WORK REQUIRED. What lines in the data hold the string "thumbs"? Show them.

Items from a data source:
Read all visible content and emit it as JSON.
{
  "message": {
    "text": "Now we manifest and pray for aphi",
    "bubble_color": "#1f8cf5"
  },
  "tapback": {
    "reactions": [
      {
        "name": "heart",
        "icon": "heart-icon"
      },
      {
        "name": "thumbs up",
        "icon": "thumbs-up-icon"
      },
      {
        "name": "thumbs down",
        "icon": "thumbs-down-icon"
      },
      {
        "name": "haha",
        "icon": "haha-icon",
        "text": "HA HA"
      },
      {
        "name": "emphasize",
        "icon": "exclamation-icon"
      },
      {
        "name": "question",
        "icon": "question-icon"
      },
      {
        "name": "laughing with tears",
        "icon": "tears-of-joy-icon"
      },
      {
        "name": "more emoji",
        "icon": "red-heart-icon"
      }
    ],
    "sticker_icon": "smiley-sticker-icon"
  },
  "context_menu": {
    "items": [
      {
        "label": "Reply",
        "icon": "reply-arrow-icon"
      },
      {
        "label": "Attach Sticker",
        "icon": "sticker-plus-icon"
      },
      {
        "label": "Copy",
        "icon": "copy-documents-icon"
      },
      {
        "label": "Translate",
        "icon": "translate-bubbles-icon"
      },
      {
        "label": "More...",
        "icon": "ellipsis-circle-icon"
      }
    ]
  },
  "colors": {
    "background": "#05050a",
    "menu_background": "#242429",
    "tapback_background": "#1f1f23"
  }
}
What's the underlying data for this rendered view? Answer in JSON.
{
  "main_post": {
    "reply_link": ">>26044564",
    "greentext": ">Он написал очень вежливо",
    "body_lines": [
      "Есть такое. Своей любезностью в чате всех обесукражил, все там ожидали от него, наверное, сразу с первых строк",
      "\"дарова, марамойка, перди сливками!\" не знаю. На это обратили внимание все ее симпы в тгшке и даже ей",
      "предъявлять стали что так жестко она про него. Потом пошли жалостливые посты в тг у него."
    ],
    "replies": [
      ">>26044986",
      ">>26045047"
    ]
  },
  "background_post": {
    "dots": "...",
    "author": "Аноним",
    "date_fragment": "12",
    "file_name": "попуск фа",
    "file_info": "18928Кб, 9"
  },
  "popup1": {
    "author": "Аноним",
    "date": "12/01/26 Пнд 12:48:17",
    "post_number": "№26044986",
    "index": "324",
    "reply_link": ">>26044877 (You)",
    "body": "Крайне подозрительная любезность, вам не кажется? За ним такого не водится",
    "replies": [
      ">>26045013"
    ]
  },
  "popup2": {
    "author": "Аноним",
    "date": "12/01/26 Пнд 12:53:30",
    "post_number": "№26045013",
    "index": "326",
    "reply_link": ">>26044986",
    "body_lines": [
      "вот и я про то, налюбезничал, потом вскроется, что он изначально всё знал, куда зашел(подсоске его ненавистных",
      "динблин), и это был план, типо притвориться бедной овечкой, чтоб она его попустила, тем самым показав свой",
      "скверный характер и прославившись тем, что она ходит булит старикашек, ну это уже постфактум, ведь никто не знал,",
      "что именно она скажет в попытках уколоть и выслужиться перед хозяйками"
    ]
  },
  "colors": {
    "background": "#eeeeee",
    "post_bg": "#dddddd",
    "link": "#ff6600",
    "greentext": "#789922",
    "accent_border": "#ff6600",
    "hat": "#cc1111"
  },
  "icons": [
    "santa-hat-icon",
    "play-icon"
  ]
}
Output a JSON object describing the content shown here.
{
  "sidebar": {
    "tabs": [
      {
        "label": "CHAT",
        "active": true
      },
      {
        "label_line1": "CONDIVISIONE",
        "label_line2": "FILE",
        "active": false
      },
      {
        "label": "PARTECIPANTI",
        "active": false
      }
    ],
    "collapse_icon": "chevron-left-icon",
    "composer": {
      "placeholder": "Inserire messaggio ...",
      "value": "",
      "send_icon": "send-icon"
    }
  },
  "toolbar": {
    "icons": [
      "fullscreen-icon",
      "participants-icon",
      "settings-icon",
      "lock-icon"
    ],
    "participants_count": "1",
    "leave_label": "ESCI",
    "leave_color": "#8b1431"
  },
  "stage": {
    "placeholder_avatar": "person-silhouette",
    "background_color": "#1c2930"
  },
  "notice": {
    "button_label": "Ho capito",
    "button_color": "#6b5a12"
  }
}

TASK RESULT.
        "name": "thumbs up",
        "icon": "thumbs-up-icon"
        "name": "thumbs down",
        "icon": "thumbs-down-icon"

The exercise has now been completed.